We know girls benefit from lessons that promote collaboration and that they are deeply inspired by strong, positive role models who, through the delivery of a curated curriculum, give them space to explore and flourish.3 Girls need a learning environment that is focused, emotionally safe and provides a space in which they can speak, be heard, challenged and supported. Northampton High Junior School is built with these fundamentals at its core.

Our pupils develop a genuine self confidence that they then have the skills to execute in a positive manner. As the Girls’ Futures Report shared, “There is plenty of evidence that the ‘confidence gap’ can be closed, but it takes effort. It takes design.” This is why “GDST schools are girls’ schools by design: founded on the belief that success is best achieved by educating girls separately in distinctive, girl-friendly environments.”

Every girl. Every day. Our small class sizes mean we know our girls as individuals and ensure each learning and pastoral need is met, allowing students to flourish on a journey owned and directed by themselves. Our job, as expert staff in girls only education, is to guide this journey along a pathway that is sprinkled with high quality experiences. At Northampton High Junior School, students’ days are bursting with opportunities, from Forest School sessions in our own onsite forest, swimming lessons in our 25m pool, science lessons in our laboratory, Art and DT lessons in our art studios, a broad co-curricular offer, termly trips and a well-planned, challenging curriculum; all delivered by teachers who are experts in girls-only education. Our Junior School formula is developed using a strong evidence base and its results speak for themselves when you meet our pupils. 

If you are keen to explore what your daughter can gain from joining our Junior School community, we would be pleased to invite you to see us in action. We firmly believe that choosing a school that is ‘Made for Girls’ is a gift for which your daughter will be eternally grateful, and we would love to welcome her into our Reception.
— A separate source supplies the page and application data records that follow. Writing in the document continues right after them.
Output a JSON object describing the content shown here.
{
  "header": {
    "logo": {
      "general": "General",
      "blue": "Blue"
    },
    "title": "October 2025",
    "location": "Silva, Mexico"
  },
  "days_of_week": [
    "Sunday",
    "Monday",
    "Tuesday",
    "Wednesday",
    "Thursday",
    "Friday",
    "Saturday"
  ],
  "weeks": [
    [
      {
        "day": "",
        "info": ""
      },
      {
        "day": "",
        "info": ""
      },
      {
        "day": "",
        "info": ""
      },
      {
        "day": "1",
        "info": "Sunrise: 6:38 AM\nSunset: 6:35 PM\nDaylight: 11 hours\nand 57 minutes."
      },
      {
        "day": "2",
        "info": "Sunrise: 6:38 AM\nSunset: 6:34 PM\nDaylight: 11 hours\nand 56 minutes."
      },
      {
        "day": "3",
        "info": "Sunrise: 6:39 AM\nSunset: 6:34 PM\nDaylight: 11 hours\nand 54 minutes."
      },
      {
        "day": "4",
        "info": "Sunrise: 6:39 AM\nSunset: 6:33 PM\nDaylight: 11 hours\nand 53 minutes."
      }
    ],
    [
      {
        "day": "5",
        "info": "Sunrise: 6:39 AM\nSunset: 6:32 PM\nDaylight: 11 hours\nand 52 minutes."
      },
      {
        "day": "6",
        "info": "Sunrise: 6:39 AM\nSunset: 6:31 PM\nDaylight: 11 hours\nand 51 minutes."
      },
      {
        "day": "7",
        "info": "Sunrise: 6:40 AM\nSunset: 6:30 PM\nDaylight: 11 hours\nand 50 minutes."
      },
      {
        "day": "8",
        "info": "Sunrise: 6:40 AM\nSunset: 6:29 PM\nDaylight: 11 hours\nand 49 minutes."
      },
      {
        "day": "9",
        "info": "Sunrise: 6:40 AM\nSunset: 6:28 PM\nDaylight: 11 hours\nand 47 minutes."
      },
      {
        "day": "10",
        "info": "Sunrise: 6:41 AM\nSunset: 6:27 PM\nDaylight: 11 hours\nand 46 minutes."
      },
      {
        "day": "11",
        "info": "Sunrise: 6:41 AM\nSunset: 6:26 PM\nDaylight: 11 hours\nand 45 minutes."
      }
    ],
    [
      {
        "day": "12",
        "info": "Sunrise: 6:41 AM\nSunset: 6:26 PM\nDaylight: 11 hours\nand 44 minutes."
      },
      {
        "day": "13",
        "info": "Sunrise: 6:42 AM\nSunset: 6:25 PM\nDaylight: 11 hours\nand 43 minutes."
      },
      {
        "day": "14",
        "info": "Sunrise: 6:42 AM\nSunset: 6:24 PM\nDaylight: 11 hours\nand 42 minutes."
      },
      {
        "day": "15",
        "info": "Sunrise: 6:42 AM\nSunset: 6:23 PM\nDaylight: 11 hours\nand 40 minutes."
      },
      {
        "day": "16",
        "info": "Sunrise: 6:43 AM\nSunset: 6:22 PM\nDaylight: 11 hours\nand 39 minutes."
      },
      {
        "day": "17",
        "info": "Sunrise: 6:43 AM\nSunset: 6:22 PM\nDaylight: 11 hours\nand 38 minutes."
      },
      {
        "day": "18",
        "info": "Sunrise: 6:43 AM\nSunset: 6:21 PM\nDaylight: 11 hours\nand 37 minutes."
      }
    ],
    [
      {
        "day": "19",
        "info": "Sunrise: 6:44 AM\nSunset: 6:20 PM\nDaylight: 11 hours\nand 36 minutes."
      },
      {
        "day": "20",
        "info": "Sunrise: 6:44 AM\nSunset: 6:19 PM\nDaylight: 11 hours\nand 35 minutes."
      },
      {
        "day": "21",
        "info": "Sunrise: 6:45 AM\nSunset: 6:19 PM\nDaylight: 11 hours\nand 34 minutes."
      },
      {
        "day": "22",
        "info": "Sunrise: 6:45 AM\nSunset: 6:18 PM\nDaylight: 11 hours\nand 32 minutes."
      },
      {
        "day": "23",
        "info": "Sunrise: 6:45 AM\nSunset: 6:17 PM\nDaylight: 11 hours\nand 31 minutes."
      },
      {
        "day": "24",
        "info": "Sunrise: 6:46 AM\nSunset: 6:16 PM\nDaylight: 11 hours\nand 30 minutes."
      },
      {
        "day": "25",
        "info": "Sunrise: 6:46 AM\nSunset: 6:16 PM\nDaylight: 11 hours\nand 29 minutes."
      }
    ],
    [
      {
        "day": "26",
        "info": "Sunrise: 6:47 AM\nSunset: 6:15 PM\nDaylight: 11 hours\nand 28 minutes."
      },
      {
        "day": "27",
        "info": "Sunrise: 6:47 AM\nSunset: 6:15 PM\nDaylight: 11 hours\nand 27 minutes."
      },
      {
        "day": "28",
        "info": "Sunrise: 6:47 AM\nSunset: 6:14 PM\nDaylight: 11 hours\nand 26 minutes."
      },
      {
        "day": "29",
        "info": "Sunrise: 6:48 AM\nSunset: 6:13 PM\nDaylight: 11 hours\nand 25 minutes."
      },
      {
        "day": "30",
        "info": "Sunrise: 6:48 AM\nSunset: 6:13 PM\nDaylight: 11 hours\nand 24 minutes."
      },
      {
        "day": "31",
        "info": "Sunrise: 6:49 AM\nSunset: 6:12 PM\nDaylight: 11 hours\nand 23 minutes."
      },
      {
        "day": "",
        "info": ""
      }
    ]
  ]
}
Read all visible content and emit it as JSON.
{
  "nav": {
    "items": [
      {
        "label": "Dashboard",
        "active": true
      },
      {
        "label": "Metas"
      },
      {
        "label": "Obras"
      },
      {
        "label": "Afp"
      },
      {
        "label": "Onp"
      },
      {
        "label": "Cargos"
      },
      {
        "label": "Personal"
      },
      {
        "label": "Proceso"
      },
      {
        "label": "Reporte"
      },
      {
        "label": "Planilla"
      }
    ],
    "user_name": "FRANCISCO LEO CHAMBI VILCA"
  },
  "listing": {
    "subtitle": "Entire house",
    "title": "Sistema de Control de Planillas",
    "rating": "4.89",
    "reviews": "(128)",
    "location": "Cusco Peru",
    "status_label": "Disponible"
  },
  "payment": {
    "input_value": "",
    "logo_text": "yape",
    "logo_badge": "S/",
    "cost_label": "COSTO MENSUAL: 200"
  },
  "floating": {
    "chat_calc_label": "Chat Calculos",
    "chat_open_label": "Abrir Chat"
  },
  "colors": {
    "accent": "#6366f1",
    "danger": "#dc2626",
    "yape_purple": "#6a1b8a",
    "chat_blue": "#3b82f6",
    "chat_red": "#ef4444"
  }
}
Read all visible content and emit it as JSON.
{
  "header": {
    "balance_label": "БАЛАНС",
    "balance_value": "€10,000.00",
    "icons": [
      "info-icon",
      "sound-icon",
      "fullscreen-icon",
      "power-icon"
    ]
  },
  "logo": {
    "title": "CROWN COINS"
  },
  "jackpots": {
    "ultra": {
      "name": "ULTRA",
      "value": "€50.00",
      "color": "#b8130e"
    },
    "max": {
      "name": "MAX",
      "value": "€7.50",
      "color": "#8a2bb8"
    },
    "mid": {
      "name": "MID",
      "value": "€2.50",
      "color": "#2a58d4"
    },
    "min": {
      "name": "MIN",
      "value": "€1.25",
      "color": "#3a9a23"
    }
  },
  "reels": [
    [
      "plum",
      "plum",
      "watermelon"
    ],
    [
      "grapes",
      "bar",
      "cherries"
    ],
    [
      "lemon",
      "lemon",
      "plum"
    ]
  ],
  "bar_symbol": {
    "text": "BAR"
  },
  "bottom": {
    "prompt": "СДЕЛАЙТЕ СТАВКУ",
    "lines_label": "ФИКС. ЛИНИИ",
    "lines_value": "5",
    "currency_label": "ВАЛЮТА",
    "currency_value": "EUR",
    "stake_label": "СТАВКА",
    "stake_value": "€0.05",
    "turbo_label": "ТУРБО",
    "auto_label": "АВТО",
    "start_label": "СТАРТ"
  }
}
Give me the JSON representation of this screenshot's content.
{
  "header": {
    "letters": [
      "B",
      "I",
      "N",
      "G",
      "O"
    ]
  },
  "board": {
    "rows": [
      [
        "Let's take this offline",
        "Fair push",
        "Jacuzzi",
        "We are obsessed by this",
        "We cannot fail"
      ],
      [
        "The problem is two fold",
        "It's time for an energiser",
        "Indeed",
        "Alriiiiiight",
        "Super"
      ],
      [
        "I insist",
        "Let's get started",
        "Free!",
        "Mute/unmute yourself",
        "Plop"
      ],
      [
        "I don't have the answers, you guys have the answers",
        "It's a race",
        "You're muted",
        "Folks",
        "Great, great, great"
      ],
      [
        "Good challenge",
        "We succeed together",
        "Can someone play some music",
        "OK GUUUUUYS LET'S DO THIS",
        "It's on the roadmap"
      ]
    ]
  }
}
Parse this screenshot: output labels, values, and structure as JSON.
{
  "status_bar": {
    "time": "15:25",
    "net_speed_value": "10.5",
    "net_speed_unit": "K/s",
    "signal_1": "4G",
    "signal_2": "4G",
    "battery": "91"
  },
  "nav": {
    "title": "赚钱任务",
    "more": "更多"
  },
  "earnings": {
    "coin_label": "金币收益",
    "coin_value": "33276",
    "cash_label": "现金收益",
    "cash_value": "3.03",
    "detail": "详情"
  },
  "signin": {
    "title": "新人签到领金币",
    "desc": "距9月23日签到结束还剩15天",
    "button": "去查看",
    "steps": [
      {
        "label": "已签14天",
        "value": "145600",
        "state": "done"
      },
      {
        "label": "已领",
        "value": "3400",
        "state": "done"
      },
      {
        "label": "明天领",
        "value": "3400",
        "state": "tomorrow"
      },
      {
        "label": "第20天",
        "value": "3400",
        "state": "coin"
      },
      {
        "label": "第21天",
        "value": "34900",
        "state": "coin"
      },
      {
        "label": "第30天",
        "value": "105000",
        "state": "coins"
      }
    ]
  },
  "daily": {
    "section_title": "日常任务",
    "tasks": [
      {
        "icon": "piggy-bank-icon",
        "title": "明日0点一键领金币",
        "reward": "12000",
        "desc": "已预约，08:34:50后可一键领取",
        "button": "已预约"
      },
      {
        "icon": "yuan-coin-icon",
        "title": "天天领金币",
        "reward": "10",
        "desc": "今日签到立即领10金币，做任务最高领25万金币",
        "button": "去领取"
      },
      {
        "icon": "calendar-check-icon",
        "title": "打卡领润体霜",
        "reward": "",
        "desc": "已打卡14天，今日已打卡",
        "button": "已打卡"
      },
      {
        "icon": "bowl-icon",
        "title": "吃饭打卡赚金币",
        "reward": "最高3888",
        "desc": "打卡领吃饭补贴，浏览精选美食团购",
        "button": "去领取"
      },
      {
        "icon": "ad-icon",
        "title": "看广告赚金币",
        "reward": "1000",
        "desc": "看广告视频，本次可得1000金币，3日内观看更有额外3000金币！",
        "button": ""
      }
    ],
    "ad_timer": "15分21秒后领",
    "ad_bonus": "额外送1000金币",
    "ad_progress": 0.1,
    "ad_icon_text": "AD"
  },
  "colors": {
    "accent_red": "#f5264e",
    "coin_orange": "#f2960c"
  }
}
1 Girls Day School Trust, The Girls’ Futures Report 

2 Dr Kevin Stannard, Why (and how) girls thrive in girls-only schools

3 The GDST Difference